━━━━━ DATA SUPPLIED
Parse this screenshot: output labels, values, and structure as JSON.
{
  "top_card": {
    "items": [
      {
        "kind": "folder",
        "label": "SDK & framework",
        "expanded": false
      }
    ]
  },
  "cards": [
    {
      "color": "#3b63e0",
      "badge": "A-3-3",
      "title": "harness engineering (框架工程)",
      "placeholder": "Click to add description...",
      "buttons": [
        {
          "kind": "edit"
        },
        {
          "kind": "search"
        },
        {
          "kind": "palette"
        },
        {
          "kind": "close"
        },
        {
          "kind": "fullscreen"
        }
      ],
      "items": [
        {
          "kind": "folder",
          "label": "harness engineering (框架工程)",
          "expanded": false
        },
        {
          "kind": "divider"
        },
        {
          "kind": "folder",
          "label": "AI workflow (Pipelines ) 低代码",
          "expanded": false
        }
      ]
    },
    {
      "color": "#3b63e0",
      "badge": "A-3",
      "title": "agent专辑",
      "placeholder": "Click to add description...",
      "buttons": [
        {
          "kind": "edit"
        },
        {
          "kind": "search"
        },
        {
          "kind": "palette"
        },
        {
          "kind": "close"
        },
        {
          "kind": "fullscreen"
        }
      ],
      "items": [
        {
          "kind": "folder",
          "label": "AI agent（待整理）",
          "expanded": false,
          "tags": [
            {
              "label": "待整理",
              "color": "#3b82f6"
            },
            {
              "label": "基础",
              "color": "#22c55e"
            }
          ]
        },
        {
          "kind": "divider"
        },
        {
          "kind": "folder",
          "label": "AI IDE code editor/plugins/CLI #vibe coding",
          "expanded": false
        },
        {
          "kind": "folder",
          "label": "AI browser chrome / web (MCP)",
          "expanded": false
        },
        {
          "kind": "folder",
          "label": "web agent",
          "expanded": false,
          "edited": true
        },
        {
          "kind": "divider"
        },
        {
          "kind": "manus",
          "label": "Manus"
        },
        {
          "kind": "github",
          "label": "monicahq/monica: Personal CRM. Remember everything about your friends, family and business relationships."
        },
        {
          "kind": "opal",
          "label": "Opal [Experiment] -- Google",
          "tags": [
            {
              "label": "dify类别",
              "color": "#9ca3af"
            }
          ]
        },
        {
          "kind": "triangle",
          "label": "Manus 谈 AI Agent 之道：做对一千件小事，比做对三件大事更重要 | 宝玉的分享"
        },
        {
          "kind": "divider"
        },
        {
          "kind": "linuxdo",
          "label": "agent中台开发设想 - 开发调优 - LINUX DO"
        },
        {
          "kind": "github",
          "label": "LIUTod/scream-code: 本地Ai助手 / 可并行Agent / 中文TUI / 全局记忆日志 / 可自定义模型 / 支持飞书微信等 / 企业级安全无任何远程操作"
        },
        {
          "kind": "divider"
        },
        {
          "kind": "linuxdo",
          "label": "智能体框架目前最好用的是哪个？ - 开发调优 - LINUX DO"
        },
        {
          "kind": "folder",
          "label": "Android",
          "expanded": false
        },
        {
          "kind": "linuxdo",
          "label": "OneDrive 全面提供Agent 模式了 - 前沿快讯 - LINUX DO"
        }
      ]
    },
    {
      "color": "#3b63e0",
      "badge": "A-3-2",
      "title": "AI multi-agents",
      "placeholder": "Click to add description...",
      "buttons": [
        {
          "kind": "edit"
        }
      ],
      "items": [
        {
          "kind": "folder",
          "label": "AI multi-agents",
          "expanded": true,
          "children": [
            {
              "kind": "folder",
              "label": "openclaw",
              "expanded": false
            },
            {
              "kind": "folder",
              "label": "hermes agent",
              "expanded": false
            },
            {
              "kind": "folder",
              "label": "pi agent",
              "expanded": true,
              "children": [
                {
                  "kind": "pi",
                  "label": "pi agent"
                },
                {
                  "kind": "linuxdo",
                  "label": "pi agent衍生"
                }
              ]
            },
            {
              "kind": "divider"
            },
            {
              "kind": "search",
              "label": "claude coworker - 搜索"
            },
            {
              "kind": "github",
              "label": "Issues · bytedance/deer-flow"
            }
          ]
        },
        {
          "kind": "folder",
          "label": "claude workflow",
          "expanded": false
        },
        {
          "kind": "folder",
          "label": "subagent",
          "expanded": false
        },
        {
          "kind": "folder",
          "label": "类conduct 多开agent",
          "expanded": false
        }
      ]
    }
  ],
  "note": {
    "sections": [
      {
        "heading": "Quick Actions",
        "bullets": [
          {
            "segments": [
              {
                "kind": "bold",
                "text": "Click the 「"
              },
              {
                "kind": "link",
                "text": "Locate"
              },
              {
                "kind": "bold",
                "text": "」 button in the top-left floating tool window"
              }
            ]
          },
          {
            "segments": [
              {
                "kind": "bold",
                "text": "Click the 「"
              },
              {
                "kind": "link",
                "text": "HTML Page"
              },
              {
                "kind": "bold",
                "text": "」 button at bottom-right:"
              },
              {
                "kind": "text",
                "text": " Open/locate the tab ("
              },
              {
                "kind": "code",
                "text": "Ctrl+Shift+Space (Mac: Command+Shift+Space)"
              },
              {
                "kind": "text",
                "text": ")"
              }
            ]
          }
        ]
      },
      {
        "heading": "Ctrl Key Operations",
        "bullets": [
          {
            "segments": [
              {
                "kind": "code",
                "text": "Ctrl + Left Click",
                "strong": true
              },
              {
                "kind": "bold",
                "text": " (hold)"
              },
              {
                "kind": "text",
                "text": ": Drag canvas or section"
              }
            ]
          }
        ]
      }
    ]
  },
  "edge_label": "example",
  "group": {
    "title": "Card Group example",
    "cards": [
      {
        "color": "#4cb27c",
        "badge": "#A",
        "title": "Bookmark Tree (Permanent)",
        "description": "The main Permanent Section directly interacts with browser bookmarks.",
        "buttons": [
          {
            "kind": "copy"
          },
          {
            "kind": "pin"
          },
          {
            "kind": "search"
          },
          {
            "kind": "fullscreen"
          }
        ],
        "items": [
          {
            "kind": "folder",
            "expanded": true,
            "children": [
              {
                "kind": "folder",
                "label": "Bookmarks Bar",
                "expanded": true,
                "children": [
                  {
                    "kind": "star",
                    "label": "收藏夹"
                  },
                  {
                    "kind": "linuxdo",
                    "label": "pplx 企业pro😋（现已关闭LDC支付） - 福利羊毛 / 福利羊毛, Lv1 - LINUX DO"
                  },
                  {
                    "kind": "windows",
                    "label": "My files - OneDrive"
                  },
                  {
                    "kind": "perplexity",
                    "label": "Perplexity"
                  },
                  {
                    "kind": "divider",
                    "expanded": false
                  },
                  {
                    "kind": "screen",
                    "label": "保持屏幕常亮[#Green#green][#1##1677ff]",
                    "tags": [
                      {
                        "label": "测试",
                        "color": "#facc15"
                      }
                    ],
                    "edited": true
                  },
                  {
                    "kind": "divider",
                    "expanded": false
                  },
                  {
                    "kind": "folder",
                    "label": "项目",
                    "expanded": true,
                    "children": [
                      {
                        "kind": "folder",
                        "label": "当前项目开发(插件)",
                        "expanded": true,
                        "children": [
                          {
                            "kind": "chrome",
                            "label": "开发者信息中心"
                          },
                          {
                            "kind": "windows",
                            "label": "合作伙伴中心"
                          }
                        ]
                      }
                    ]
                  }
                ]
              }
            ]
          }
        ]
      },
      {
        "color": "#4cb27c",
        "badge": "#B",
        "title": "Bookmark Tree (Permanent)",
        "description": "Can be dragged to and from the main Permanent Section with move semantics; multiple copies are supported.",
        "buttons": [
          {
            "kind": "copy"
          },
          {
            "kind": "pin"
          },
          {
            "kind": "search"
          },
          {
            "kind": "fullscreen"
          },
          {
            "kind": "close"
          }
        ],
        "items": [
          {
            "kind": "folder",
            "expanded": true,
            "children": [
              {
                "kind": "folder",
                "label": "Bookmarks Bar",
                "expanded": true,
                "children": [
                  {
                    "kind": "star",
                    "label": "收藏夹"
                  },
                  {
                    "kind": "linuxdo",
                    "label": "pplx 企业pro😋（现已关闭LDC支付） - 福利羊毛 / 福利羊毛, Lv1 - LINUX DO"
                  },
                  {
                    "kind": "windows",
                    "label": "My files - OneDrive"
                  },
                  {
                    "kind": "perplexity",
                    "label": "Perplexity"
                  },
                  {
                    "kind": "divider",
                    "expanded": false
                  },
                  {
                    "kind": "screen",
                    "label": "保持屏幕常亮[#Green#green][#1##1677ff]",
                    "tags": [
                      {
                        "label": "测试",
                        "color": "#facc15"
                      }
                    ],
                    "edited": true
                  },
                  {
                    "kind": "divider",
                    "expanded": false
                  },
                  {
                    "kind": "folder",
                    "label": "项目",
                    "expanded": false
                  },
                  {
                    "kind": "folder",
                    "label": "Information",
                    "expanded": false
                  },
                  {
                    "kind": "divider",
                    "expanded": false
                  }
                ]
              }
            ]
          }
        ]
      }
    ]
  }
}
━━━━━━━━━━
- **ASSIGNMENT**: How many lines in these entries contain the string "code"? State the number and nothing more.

- **RESULT**: 4